The flexibility of working from home is very appealing. For this reason, many set good judgement aside to obtain it. However, this was not the case for Mr. Martin. Martin was looking to work from home to make it easier on his wife who has arthritis. He was contacted by two companies that appeared to have connections to a company he had applied to. Although eager to work from home, Martin says there were red flags that alarmed him, such as bad grammar in messages and a request for bank information.

Bank and Financial Account Schemes

Some mass-marketing fraud schemes involve phishing, vishing and impersonation to dupe potential victims into providing their financial account information. Once obtained, the perpetrator has access to accounts and can charge goods to victims accounts or siphon off their funds. Obtaining financial information also gives the perpetrator the means to commit identity fraud. Here’s a couple of examples:

Monetary Authority of Singapore warns of phishing scams targeting bank account info.

Scotland Police warns of vishing scams targeting banking information.

Investment Opportunity Schemes

Proponents of investment and money-making opportunities usually make their deals seem like a sure thing. However, usually the higher the reward, the higher the risk. Two types of investment opportunity scams are, Pump and Dump, and the Pyramid Scheme.

Pump and Dump

In the pump and dump scam, scammers spread fraudulent information causing dramatic price increases—the pump. Next, stock holdings are immediately sold—the dump. This results in profits before the stock price returns to its usual level. Ultimately, stock buyers unaware of the fraudulent information become victims of the scheme once the price falls.

Pyramid Scheme

According to the U.S. Securities and Exchange Commissions, in the classic pyramid scheme, participants attempt to make money solely by recruiting new participants into the program. The hallmark of these schemes is the promise of sky-high returns in a short period of time.  Related to the pyramid scheme is the ponzi scheme. An example of a cryptocurrency ponzi scheme can be found here.

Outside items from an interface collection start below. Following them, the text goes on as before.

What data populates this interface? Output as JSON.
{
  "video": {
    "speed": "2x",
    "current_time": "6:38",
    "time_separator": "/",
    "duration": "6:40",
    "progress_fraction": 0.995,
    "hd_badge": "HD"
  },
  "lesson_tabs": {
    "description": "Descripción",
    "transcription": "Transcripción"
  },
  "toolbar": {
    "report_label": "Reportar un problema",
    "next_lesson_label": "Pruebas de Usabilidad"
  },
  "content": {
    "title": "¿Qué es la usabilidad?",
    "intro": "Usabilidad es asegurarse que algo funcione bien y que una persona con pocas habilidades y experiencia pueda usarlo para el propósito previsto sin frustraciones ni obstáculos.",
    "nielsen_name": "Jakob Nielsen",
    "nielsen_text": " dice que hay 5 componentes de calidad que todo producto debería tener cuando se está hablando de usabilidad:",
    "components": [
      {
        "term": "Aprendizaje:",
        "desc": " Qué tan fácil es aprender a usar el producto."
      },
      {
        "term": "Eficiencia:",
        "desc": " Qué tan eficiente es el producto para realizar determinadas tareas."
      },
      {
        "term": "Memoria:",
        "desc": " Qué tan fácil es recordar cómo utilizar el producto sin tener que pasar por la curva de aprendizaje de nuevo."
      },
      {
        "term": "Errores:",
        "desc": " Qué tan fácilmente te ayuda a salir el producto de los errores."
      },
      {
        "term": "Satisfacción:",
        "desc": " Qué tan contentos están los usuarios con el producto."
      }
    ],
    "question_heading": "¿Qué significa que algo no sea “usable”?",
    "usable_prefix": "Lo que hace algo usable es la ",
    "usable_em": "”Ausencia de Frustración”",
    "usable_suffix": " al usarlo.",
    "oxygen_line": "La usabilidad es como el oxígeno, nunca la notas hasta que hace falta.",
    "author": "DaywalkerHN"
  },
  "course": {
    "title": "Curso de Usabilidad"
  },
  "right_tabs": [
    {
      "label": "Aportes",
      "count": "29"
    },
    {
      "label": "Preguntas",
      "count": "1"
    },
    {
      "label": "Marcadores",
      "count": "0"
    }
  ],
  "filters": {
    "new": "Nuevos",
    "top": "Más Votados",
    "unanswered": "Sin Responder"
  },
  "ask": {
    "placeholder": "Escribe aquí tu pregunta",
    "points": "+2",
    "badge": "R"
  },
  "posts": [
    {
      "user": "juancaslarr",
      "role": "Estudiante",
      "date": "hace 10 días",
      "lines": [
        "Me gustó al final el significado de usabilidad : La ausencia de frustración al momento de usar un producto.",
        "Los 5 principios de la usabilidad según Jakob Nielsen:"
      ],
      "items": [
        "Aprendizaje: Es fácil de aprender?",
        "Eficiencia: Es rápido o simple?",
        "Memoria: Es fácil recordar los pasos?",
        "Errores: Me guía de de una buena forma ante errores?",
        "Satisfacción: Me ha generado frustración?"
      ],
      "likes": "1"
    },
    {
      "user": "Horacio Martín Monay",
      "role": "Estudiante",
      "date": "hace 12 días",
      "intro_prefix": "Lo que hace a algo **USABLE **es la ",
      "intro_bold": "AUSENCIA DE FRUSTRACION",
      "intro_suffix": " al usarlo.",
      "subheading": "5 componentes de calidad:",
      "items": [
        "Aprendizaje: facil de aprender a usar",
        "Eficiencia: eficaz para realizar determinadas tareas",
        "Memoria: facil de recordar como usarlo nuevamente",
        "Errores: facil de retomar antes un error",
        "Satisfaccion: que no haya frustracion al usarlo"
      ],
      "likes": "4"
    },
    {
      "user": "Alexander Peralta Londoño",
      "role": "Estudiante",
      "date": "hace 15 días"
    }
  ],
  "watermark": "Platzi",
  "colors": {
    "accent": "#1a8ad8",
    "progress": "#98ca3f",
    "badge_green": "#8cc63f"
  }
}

ICO Pump and Dump

The Security Exchange Commissions (SEC) issued a warning in 2017 regarding companies that promote an upcoming Initial Coin Offering (ICO) to boost the price of their shares (the pump) and cash out (the dump) when victims buy in. The SEC issued trading suspensions on the common stock of First Bitcoin Capital Corp, CIAO Group, Strategic Global, and Sunshine Capital for claims made regarding their investments in ICOs or touted coin/token related news.

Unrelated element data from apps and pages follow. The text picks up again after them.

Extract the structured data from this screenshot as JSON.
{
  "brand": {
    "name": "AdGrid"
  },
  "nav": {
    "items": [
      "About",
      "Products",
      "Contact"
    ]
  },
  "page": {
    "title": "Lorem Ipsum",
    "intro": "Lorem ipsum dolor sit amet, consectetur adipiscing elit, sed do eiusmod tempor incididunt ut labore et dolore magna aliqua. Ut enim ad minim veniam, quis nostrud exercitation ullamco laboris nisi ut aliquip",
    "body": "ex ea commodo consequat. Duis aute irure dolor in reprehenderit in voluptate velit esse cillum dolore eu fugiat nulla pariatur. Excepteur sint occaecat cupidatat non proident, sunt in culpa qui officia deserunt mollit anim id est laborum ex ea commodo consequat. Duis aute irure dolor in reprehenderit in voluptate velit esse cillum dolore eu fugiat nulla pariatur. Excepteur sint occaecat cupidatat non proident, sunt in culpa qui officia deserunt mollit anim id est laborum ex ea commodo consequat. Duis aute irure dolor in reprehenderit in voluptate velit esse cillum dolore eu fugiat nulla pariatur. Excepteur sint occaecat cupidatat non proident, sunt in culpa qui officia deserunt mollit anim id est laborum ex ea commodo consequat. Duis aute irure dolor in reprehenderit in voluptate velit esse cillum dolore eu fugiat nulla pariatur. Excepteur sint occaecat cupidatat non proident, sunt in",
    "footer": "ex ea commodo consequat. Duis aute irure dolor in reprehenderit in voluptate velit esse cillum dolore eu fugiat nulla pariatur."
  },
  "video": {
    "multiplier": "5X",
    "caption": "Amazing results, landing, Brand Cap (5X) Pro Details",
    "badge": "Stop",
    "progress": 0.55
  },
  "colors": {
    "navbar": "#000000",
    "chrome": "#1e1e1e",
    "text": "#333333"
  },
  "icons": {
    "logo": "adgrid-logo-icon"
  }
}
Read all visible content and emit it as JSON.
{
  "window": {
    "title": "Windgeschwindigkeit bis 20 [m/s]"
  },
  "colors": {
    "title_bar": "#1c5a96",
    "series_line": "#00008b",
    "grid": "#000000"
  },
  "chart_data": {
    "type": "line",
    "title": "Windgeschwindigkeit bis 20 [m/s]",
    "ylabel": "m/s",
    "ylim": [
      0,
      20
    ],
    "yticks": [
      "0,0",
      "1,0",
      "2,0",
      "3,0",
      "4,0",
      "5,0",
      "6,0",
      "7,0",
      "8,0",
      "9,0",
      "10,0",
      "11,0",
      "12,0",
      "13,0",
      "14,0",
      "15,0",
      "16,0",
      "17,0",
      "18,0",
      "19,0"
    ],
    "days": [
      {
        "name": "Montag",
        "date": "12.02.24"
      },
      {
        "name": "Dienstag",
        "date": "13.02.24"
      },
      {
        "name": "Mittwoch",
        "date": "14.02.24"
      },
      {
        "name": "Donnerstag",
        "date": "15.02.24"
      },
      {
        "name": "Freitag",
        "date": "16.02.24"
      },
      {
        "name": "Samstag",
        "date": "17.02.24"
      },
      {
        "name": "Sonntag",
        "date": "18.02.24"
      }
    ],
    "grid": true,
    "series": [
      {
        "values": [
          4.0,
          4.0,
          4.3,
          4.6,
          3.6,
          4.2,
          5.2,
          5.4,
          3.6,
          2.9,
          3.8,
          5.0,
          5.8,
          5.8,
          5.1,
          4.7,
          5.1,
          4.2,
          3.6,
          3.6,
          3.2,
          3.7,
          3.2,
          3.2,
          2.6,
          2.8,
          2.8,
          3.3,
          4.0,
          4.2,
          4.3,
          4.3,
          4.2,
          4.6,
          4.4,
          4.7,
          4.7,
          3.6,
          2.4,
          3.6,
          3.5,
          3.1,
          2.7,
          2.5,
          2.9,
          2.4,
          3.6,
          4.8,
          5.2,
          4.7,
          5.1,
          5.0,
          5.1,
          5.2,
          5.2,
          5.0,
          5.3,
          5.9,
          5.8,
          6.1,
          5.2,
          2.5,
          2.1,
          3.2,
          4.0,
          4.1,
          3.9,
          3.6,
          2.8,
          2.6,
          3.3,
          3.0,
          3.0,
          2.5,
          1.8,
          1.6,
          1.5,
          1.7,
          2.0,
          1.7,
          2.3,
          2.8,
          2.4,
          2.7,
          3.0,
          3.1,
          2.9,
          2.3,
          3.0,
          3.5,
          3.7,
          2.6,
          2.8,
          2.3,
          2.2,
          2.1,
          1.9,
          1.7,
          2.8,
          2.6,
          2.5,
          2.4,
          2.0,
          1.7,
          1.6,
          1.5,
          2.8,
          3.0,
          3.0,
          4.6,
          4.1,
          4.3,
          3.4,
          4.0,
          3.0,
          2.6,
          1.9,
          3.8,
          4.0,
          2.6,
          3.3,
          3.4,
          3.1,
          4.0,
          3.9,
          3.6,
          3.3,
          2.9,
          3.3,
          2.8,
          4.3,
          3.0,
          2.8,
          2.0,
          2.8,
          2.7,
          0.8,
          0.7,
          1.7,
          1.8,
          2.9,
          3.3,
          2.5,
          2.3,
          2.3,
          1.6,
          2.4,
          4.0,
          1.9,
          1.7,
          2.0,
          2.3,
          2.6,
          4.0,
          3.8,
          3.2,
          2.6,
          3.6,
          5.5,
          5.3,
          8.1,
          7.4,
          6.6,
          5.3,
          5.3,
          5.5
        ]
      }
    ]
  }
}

Psychology of Scams

The assumption might be that a person is susceptible to scams because they know very little about the content of the scam. However, this study done in the UK indicates that scam victims often have a better than average knowledge in the area of the scam content. For example, it seems that people who have experience with playing legitimate lotteries are more likely to fall for a scam in this area.

What You Can Do

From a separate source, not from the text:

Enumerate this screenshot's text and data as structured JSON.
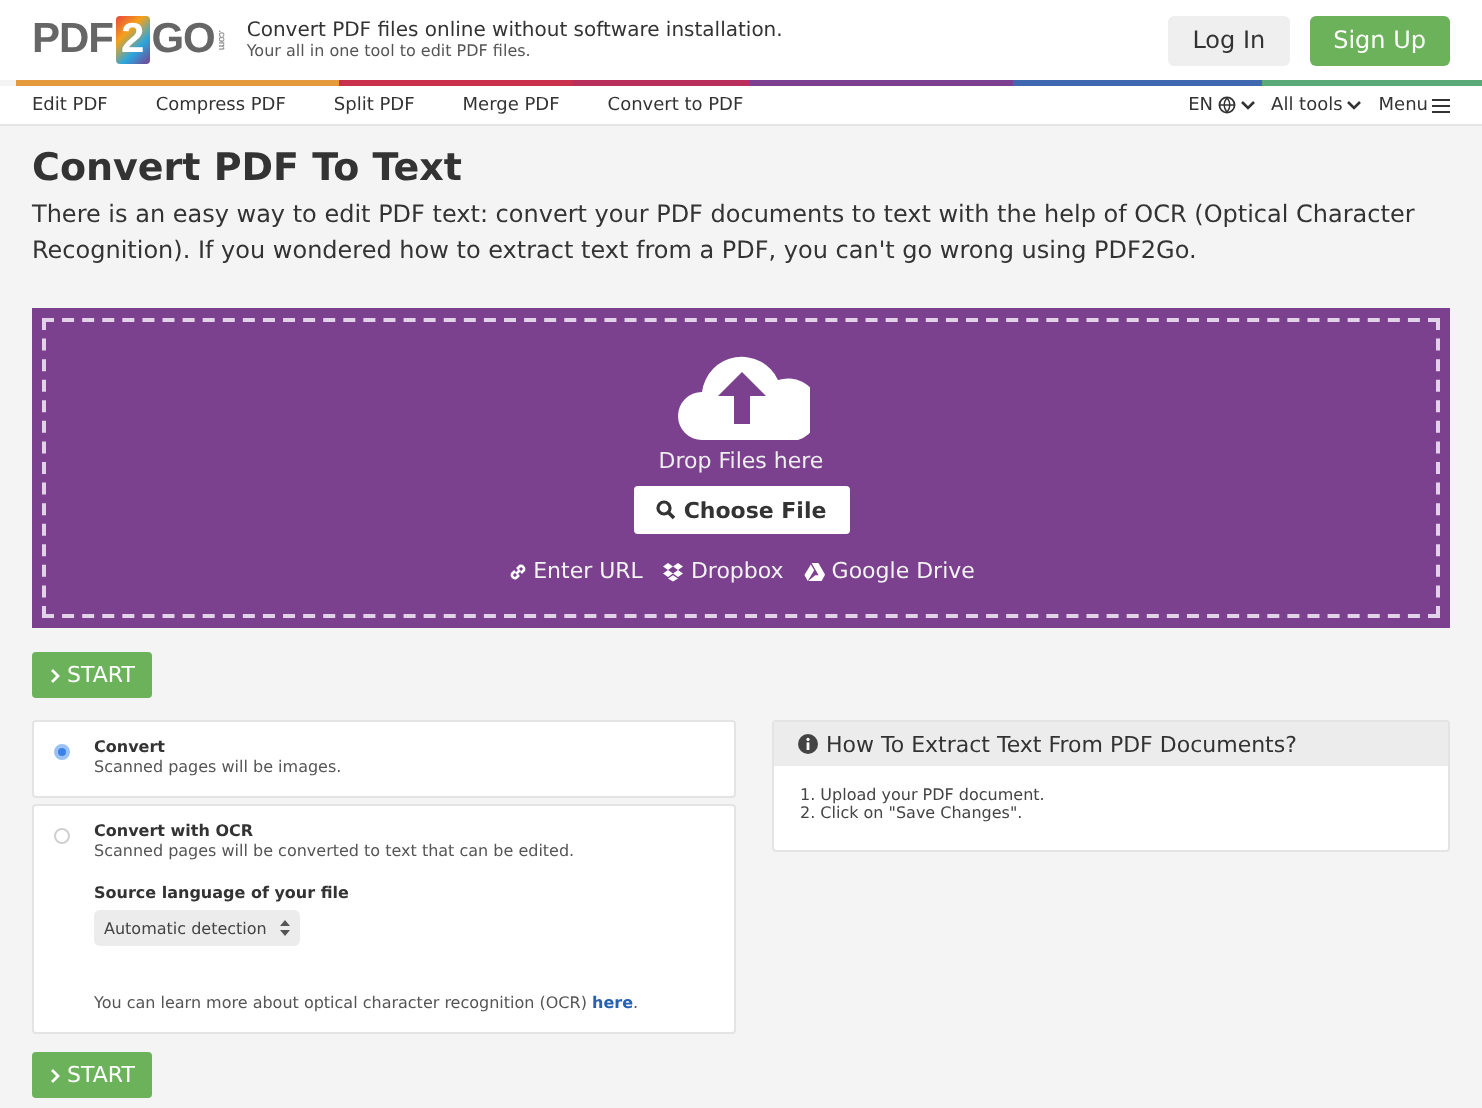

The Justice Department recommends these basic steps to reduce the risk of falling victim to Mass-Marketing Fraud:

  • Remove your name from solicitation lists. Additionally, you may opt out of direct mail and email offers at credit card offers at or (888) 567-8688, and online cookie collecting at;
  • Shred suspicious mail and do not respond to junk mail or emails from strangers;
  • Do not participate in or respond to claims that you have won a foreign lottery. Particularly any lottery or sweepstakes that you do not remember entering. Participating in a foreign lottery is against the law.;
  • Get all offers in writing and independently verify credentials; and
  • Don’t deposit checks sent by companies that claim the check is for fees or taxes on lottery winnings or an inheritance from a long-lost relative. Before the bank discovers the check is counterfeit, the fraudster will request that you return a portion of the money via wire transfer.

In conclusion, if you have become a victim of a scam artist via Mass-Marketing Fraud, contact your local law enforcement office to file a police report. You can also file a report with your local District Attorney’s Office, your state’s Attorney General’s Office and with the FBI.